Lighter-sized sensor detects date-rape drugs in your drink (Wired UK)


The pd.id detects a range of intoxicating drugs including alcohol

pd.id


A tiny handheld device that detects if a drink has been drugged
is seeking crowdfunding to address “a global crisis that often
goes unreported and unacknowledged”.

The Pd.id uses technology already in use by America’s Drug
Enforcement Agency (DEA) to detect the presence of “date-rape
drugs” including alcohol in drinks. Immersing the lighter-sized
sensor in a drink will perform a series of tests, including
electrical conductivity, temperature measurements and spectroscopic
analysis — determining the molecular makeup of the liquid in its
reservoir. If it detects anything unexpected, a red LED will light
up on top of the device. If linked to the user’s smartphone, the
screen will show what is found in the drink.

The device will be pre-loaded with a library of the
spectrographs of common drugs, including alcohol, zolpidem,
Rohypnol and other benzodiazepines or benzo-like drugs. But by
linking to the user’s smartphone, it can also access a
constantly-updated database to ensure no incapacitating agent goes
undetected. By doing so, the device is capable of updating online
databases and, in the event an illicit substance is detected,
alerts the user with a phone call or text as well as providing “in
the field” information about new drugs or rises in prevalence.

pd.idpd.id

That such measures are seen as necessary is a difficult truth,
but a truth nonetheless. In North America, 25 percent of women
experience sexual assaults, and a quarter of those are drug
facilitated. It’s these statistics that drove David Wilson to found
Pd.id. “The Pd.id was driven by 18 stories from friends who have
been drugged and the fact my own kids are now teenagers,” Wilson
says on his campaign page. “Yes, we are here to raise
funds. But even more importantly we want to raise awareness
about a global crisis that often goes unreported and
unacknowledged.”

The Indiegogo campaign is looking to raise $100,000 (£58,500) to
enable them to take the device to market at $75 (£44) per unit.

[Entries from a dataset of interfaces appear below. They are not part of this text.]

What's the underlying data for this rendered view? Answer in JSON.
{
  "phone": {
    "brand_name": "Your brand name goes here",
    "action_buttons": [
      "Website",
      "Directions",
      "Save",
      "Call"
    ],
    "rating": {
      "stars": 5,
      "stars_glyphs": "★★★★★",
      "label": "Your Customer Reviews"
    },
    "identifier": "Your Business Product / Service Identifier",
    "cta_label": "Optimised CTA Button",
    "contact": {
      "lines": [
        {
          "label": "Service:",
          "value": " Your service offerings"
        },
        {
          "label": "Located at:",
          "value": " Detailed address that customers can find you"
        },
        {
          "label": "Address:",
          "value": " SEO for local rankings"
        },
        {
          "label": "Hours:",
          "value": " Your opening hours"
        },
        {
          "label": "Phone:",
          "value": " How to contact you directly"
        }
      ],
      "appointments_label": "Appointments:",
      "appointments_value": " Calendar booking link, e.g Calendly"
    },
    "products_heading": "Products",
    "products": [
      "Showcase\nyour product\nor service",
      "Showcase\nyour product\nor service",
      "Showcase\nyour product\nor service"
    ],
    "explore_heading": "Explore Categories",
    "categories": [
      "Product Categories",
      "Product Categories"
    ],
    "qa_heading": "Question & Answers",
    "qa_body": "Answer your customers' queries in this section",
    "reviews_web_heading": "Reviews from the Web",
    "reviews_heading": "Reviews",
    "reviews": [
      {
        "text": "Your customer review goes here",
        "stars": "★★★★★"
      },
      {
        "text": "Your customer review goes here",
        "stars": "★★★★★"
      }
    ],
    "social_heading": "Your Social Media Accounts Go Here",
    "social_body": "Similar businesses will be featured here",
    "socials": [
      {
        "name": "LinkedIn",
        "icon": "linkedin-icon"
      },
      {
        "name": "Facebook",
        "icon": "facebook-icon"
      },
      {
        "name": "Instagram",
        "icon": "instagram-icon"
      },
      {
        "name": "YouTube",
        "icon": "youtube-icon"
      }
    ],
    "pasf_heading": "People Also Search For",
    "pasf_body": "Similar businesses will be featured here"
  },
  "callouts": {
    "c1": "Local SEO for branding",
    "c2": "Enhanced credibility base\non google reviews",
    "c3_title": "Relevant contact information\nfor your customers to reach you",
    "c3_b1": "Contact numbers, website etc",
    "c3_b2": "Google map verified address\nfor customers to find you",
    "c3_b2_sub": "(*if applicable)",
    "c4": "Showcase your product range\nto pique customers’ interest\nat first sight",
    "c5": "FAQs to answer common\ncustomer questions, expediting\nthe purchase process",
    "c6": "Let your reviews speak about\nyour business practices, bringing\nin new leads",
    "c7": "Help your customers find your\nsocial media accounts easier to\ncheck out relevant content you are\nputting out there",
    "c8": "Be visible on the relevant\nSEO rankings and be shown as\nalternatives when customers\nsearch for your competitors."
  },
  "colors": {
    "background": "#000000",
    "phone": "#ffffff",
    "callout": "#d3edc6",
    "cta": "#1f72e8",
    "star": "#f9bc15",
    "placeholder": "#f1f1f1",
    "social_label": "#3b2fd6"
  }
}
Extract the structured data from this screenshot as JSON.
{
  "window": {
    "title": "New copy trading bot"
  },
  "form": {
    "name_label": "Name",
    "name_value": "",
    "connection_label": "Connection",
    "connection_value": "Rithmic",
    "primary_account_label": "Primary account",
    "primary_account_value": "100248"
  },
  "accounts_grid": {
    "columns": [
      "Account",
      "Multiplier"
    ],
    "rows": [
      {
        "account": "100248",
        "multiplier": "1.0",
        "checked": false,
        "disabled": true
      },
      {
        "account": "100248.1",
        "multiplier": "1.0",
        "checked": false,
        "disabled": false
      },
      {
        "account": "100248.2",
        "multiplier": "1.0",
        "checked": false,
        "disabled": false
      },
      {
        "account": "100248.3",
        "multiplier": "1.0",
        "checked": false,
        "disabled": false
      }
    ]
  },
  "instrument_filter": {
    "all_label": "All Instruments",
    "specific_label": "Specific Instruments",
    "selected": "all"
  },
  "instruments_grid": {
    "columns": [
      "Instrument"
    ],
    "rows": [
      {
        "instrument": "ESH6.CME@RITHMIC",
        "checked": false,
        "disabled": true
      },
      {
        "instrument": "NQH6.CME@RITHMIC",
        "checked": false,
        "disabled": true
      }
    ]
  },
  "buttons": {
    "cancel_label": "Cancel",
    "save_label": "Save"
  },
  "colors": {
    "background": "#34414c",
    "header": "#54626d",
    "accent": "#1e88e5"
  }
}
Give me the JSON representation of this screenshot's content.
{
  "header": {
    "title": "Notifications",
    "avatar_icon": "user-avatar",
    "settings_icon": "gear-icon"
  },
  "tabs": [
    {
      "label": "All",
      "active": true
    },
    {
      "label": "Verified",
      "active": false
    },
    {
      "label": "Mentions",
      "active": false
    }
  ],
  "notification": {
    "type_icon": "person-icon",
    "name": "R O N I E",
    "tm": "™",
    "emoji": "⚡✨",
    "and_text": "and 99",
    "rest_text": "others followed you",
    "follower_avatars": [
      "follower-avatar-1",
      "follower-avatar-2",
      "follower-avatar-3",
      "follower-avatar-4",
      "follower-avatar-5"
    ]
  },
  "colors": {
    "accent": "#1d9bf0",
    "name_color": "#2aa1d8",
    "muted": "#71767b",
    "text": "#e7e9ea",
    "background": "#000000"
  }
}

The
tiers are designed to offer reduced per item costs, as usual, but
there are also top tier rewards aimed at getting the device to the
places needed most. A $10,000 (£5,850) pledge will secure 200
Pd.ids to be donated to a network of your choice; a charity,
school, gym, community centre or company staff. $50,000 (£29,000)
will provide 1,000 units to a university of your choice to hand out
to freshman students.

As well as taking the Pd.id to market, several stretch goals for
the project will extend the functionality of the final product. At
a raised total of $500,000, the developers will implement a
separate database to provide the nutritional and calorific content
of the drink. And at $750,000 they will combine an emergency alert
dispatch function with the smartphone app, with a map that
highlights safe establishments and drug detection hotspots
(although that seems like one of the easiest features to
add). 

“It’s about personal protection, feeling secure,” Wilson writes,
“and it’s about empowering our daughters, sons, sisters, brothers,
spouses, partners, friends, coworkers and ourselves to be safe in
an often unsafe world.”

If the article suppose to have a video or a photo gallery and it does not appear on your screen, please Click Here

Source: wired.co.uk
———————————————————————————————————————

Leave a Reply

Your email address will not be published.